**** Data for processing ****

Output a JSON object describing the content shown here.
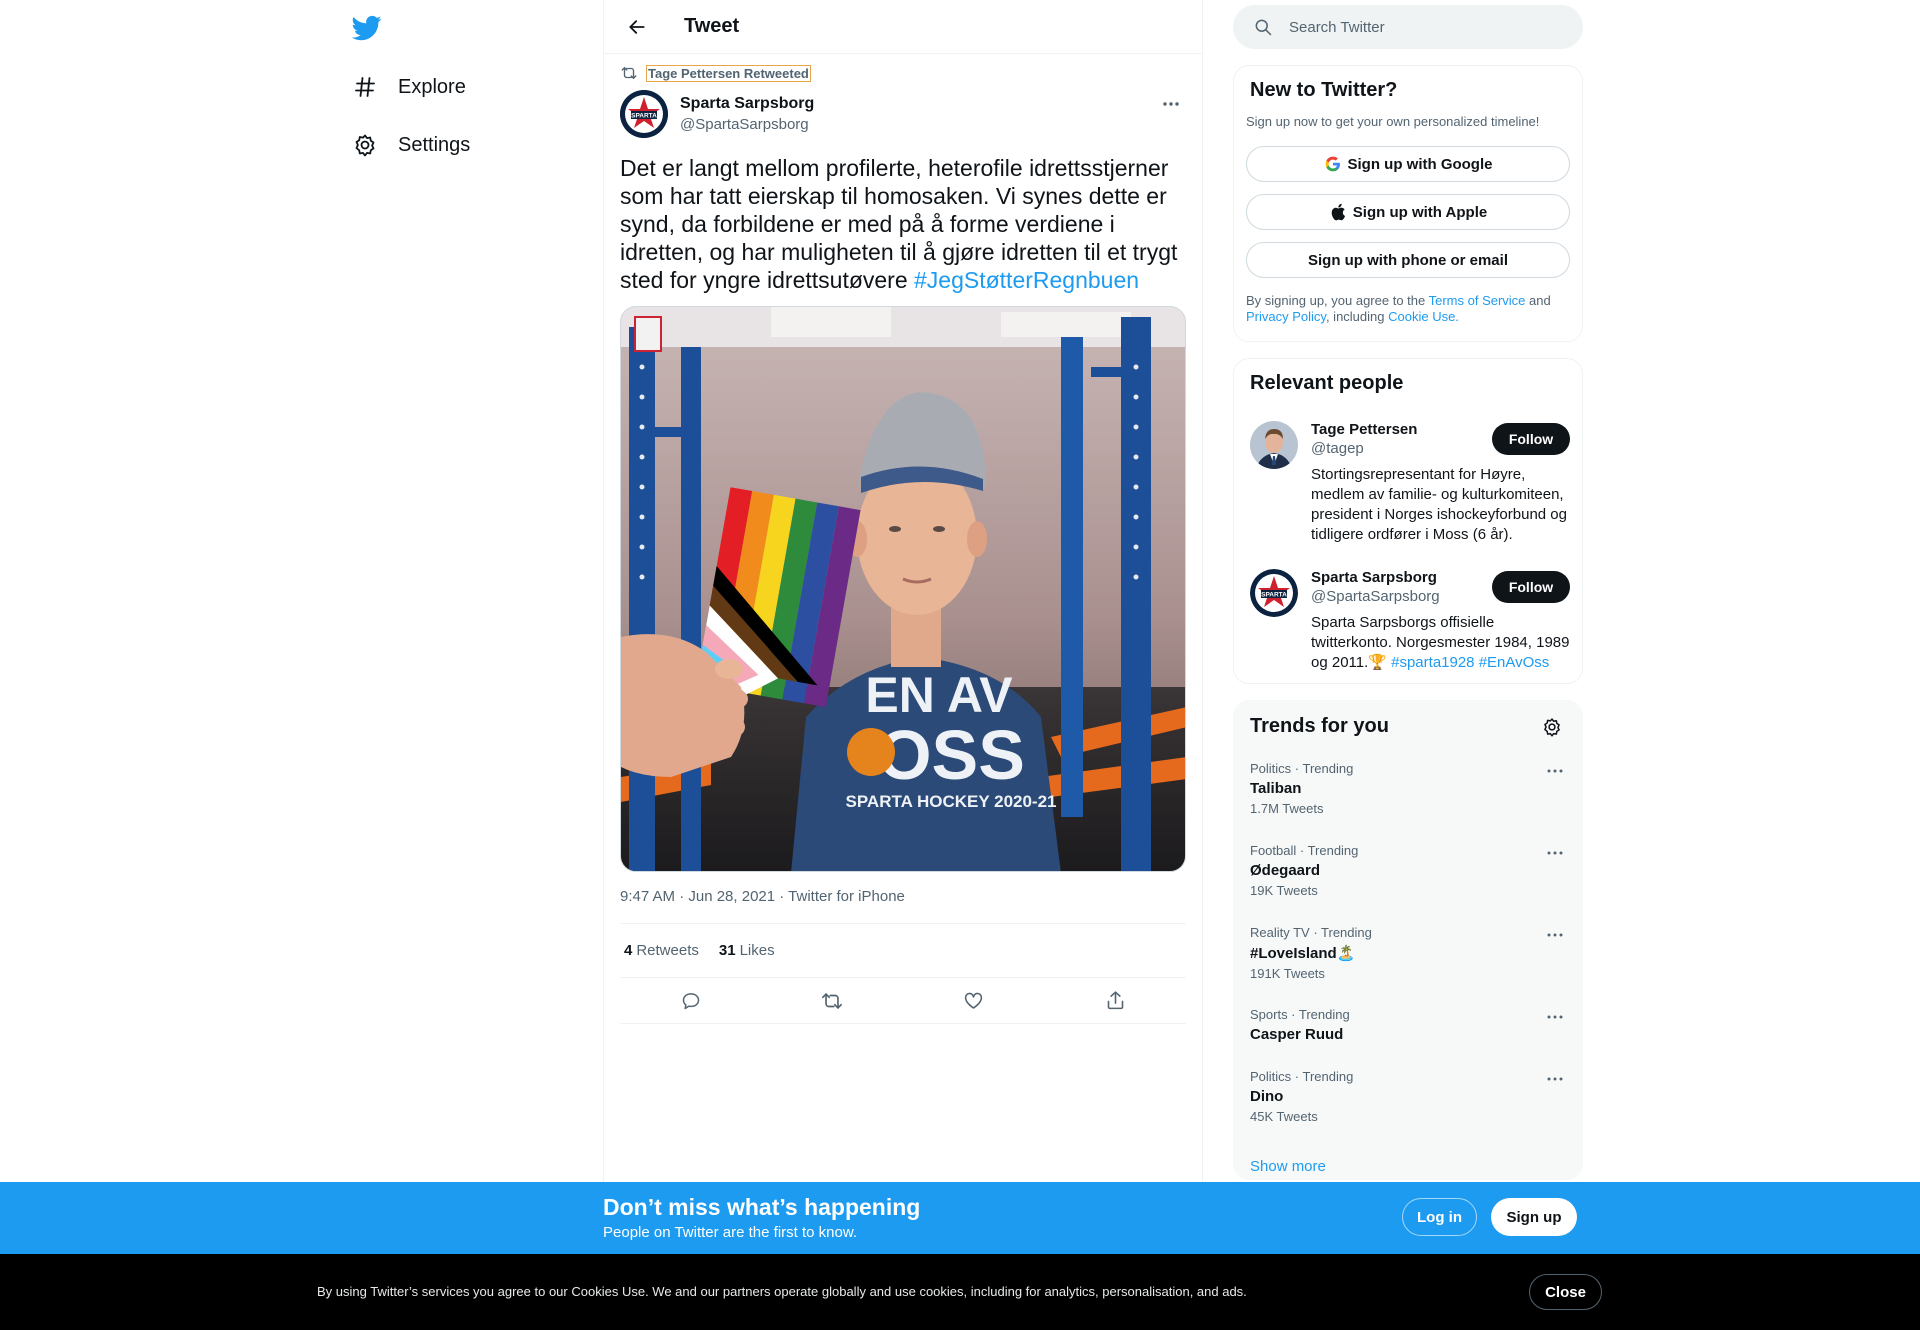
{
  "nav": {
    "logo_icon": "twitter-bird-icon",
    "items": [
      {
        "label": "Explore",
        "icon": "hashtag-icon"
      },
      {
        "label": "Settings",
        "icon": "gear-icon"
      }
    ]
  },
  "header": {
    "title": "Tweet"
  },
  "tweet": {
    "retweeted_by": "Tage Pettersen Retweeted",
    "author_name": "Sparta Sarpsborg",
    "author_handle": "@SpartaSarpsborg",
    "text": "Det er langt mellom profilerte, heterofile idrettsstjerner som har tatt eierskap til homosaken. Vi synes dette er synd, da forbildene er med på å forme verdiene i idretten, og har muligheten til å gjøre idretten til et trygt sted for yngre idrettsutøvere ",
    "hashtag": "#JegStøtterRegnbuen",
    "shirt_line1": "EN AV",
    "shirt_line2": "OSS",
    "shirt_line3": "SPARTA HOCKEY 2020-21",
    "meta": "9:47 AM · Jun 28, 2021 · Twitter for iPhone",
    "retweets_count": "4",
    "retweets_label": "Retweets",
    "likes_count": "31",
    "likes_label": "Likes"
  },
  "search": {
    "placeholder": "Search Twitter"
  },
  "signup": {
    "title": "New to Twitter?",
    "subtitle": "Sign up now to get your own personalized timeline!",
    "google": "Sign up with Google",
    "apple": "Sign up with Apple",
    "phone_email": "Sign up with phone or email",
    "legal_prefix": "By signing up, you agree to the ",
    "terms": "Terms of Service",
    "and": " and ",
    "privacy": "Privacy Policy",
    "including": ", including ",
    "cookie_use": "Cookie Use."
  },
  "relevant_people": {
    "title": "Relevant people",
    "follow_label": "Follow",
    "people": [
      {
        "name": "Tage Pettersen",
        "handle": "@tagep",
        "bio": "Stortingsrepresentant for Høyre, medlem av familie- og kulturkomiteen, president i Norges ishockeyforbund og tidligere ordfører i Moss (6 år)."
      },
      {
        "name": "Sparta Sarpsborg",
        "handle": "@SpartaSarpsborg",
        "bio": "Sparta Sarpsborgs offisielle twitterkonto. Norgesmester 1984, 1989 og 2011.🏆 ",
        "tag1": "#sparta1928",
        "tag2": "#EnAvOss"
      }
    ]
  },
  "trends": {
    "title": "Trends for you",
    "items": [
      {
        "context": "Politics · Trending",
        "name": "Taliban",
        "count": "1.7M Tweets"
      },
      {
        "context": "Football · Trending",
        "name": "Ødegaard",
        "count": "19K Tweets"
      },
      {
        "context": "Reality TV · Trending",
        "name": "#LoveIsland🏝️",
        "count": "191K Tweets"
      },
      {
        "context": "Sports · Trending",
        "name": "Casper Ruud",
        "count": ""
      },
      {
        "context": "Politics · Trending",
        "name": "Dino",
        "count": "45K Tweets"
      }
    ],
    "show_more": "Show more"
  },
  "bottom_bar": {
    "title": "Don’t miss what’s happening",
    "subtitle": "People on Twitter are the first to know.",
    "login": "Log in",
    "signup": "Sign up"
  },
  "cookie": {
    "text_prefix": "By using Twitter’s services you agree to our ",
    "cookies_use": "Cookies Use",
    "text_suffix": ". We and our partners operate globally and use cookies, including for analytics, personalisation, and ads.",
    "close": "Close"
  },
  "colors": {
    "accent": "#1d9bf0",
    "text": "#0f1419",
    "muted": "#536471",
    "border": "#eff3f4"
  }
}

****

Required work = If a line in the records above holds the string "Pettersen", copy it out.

Answer to the problem =
    "retweeted_by": "Tage Pettersen Retweeted",
        "name": "Tage Pettersen",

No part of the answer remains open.